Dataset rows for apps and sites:
○ ○ ○ ○ ○ ○ ○
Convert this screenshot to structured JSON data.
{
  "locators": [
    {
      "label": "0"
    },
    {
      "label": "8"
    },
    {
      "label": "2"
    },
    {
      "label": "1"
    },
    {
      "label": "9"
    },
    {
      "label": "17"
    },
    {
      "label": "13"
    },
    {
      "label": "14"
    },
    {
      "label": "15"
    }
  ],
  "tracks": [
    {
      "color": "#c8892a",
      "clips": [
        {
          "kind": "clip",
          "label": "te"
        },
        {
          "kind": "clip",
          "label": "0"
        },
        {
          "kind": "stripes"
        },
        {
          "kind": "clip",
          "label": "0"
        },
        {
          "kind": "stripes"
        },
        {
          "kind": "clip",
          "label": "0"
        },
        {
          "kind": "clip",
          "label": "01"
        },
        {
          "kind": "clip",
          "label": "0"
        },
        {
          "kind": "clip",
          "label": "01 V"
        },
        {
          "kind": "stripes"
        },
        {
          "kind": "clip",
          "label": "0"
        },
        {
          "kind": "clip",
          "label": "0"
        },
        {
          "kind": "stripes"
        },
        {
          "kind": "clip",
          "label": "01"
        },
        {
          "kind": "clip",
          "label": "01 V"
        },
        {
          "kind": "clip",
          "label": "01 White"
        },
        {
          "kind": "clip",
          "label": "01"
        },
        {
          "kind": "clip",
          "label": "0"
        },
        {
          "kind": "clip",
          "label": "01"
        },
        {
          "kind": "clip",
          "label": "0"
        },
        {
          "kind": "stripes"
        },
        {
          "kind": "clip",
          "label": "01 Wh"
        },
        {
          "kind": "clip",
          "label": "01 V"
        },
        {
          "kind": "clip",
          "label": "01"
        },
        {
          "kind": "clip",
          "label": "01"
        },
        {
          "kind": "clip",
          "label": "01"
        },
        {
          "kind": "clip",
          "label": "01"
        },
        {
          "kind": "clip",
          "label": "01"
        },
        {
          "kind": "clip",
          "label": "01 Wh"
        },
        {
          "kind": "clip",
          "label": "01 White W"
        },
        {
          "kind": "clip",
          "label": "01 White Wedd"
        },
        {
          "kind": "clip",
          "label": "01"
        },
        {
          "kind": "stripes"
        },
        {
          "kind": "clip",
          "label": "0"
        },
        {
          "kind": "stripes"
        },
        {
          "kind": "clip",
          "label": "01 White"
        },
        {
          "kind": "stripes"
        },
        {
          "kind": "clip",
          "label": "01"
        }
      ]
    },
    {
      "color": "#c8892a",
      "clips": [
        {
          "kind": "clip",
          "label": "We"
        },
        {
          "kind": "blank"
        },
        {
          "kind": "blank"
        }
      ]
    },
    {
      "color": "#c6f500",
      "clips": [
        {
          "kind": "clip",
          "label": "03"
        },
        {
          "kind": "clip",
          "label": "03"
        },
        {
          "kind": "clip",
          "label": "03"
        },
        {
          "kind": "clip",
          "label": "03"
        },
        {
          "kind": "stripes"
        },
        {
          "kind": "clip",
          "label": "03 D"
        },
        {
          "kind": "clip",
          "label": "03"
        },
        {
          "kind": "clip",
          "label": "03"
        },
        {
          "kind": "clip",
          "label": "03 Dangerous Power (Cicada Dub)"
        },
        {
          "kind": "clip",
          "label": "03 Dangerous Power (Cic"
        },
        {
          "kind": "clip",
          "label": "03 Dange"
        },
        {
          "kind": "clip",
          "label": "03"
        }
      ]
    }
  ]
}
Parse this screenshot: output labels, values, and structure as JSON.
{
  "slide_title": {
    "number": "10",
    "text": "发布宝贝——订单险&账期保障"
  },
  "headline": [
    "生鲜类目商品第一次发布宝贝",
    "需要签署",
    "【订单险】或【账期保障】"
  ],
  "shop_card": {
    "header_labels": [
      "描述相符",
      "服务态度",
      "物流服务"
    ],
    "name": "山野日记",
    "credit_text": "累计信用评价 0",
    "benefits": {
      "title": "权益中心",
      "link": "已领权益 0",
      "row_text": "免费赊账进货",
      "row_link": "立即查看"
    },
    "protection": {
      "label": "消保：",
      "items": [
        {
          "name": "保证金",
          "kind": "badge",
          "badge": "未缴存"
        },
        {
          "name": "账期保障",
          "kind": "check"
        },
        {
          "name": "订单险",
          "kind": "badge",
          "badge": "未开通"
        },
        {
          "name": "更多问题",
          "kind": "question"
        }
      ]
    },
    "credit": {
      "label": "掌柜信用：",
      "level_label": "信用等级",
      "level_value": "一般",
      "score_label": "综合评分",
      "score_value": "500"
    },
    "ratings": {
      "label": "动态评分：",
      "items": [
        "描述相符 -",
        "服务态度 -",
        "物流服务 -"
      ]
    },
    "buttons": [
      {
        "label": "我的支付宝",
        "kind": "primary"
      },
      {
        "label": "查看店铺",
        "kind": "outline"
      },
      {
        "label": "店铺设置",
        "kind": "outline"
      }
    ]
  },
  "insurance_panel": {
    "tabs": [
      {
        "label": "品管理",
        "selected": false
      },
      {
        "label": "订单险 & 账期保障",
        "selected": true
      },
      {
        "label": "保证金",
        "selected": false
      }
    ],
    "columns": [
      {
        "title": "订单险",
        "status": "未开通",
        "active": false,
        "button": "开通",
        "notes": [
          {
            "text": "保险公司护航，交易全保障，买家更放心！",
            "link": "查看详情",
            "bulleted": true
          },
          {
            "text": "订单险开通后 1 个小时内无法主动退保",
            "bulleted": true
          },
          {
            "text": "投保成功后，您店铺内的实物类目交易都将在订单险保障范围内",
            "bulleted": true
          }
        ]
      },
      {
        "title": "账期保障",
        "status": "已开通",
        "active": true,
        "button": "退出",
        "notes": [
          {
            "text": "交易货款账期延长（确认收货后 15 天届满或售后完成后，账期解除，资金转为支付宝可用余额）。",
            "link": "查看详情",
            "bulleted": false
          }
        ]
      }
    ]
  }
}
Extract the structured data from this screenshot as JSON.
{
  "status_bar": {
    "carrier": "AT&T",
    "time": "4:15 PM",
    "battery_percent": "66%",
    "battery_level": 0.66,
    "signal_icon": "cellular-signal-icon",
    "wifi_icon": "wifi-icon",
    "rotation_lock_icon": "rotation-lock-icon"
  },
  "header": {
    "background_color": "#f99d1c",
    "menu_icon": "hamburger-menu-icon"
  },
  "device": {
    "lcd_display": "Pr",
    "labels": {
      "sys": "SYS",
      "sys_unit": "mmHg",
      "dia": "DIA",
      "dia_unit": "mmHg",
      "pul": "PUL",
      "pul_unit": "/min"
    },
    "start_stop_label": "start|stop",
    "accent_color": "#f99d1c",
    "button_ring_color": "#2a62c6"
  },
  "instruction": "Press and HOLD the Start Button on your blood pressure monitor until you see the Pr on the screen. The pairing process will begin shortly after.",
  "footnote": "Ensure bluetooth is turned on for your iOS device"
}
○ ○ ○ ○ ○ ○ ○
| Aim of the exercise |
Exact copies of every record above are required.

| Response area |
Convert this screenshot to structured JSON data.
{
  "locators": [
    {
      "label": "0"
    },
    {
      "label": "8"
    },
    {
      "label": "2"
    },
    {
      "label": "1"
    },
    {
      "label": "9"
    },
    {
      "label": "17"
    },
    {
      "label": "13"
    },
    {
      "label": "14"
    },
    {
      "label": "15"
    }
  ],
  "tracks": [
    {
      "color": "#c8892a",
      "clips": [
        {
          "kind": "clip",
          "label": "te"
        },
        {
          "kind": "clip",
          "label": "0"
        },
        {
          "kind": "stripes"
        },
        {
          "kind": "clip",
          "label": "0"
        },
        {
          "kind": "stripes"
        },
        {
          "kind": "clip",
          "label": "0"
        },
        {
          "kind": "clip",
          "label": "01"
        },
        {
          "kind": "clip",
          "label": "0"
        },
        {
          "kind": "clip",
          "label": "01 V"
        },
        {
          "kind": "stripes"
        },
        {
          "kind": "clip",
          "label": "0"
        },
        {
          "kind": "clip",
          "label": "0"
        },
        {
          "kind": "stripes"
        },
        {
          "kind": "clip",
          "label": "01"
        },
        {
          "kind": "clip",
          "label": "01 V"
        },
        {
          "kind": "clip",
          "label": "01 White"
        },
        {
          "kind": "clip",
          "label": "01"
        },
        {
          "kind": "clip",
          "label": "0"
        },
        {
          "kind": "clip",
          "label": "01"
        },
        {
          "kind": "clip",
          "label": "0"
        },
        {
          "kind": "stripes"
        },
        {
          "kind": "clip",
          "label": "01 Wh"
        },
        {
          "kind": "clip",
          "label": "01 V"
        },
        {
          "kind": "clip",
          "label": "01"
        },
        {
          "kind": "clip",
          "label": "01"
        },
        {
          "kind": "clip",
          "label": "01"
        },
        {
          "kind": "clip",
          "label": "01"
        },
        {
          "kind": "clip",
          "label": "01"
        },
        {
          "kind": "clip",
          "label": "01 Wh"
        },
        {
          "kind": "clip",
          "label": "01 White W"
        },
        {
          "kind": "clip",
          "label": "01 White Wedd"
        },
        {
          "kind": "clip",
          "label": "01"
        },
        {
          "kind": "stripes"
        },
        {
          "kind": "clip",
          "label": "0"
        },
        {
          "kind": "stripes"
        },
        {
          "kind": "clip",
          "label": "01 White"
        },
        {
          "kind": "stripes"
        },
        {
          "kind": "clip",
          "label": "01"
        }
      ]
    },
    {
      "color": "#c8892a",
      "clips": [
        {
          "kind": "clip",
          "label": "We"
        },
        {
          "kind": "blank"
        },
        {
          "kind": "blank"
        }
      ]
    },
    {
      "color": "#c6f500",
      "clips": [
        {
          "kind": "clip",
          "label": "03"
        },
        {
          "kind": "clip",
          "label": "03"
        },
        {
          "kind": "clip",
          "label": "03"
        },
        {
          "kind": "clip",
          "label": "03"
        },
        {
          "kind": "stripes"
        },
        {
          "kind": "clip",
          "label": "03 D"
        },
        {
          "kind": "clip",
          "label": "03"
        },
        {
          "kind": "clip",
          "label": "03"
        },
        {
          "kind": "clip",
          "label": "03 Dangerous Power (Cicada Dub)"
        },
        {
          "kind": "clip",
          "label": "03 Dangerous Power (Cic"
        },
        {
          "kind": "clip",
          "label": "03 Dange"
        },
        {
          "kind": "clip",
          "label": "03"
        }
      ]
    }
  ]
}
Parse this screenshot: output labels, values, and structure as JSON.
{
  "slide_title": {
    "number": "10",
    "text": "发布宝贝——订单险&账期保障"
  },
  "headline": [
    "生鲜类目商品第一次发布宝贝",
    "需要签署",
    "【订单险】或【账期保障】"
  ],
  "shop_card": {
    "header_labels": [
      "描述相符",
      "服务态度",
      "物流服务"
    ],
    "name": "山野日记",
    "credit_text": "累计信用评价 0",
    "benefits": {
      "title": "权益中心",
      "link": "已领权益 0",
      "row_text": "免费赊账进货",
      "row_link": "立即查看"
    },
    "protection": {
      "label": "消保：",
      "items": [
        {
          "name": "保证金",
          "kind": "badge",
          "badge": "未缴存"
        },
        {
          "name": "账期保障",
          "kind": "check"
        },
        {
          "name": "订单险",
          "kind": "badge",
          "badge": "未开通"
        },
        {
          "name": "更多问题",
          "kind": "question"
        }
      ]
    },
    "credit": {
      "label": "掌柜信用：",
      "level_label": "信用等级",
      "level_value": "一般",
      "score_label": "综合评分",
      "score_value": "500"
    },
    "ratings": {
      "label": "动态评分：",
      "items": [
        "描述相符 -",
        "服务态度 -",
        "物流服务 -"
      ]
    },
    "buttons": [
      {
        "label": "我的支付宝",
        "kind": "primary"
      },
      {
        "label": "查看店铺",
        "kind": "outline"
      },
      {
        "label": "店铺设置",
        "kind": "outline"
      }
    ]
  },
  "insurance_panel": {
    "tabs": [
      {
        "label": "品管理",
        "selected": false
      },
      {
        "label": "订单险 & 账期保障",
        "selected": true
      },
      {
        "label": "保证金",
        "selected": false
      }
    ],
    "columns": [
      {
        "title": "订单险",
        "status": "未开通",
        "active": false,
        "button": "开通",
        "notes": [
          {
            "text": "保险公司护航，交易全保障，买家更放心！",
            "link": "查看详情",
            "bulleted": true
          },
          {
            "text": "订单险开通后 1 个小时内无法主动退保",
            "bulleted": true
          },
          {
            "text": "投保成功后，您店铺内的实物类目交易都将在订单险保障范围内",
            "bulleted": true
          }
        ]
      },
      {
        "title": "账期保障",
        "status": "已开通",
        "active": true,
        "button": "退出",
        "notes": [
          {
            "text": "交易货款账期延长（确认收货后 15 天届满或售后完成后，账期解除，资金转为支付宝可用余额）。",
            "link": "查看详情",
            "bulleted": false
          }
        ]
      }
    ]
  }
}
Extract the structured data from this screenshot as JSON.
{
  "status_bar": {
    "carrier": "AT&T",
    "time": "4:15 PM",
    "battery_percent": "66%",
    "battery_level": 0.66,
    "signal_icon": "cellular-signal-icon",
    "wifi_icon": "wifi-icon",
    "rotation_lock_icon": "rotation-lock-icon"
  },
  "header": {
    "background_color": "#f99d1c",
    "menu_icon": "hamburger-menu-icon"
  },
  "device": {
    "lcd_display": "Pr",
    "labels": {
      "sys": "SYS",
      "sys_unit": "mmHg",
      "dia": "DIA",
      "dia_unit": "mmHg",
      "pul": "PUL",
      "pul_unit": "/min"
    },
    "start_stop_label": "start|stop",
    "accent_color": "#f99d1c",
    "button_ring_color": "#2a62c6"
  },
  "instruction": "Press and HOLD the Start Button on your blood pressure monitor until you see the Pr on the screen. The pairing process will begin shortly after.",
  "footnote": "Ensure bluetooth is turned on for your iOS device"
}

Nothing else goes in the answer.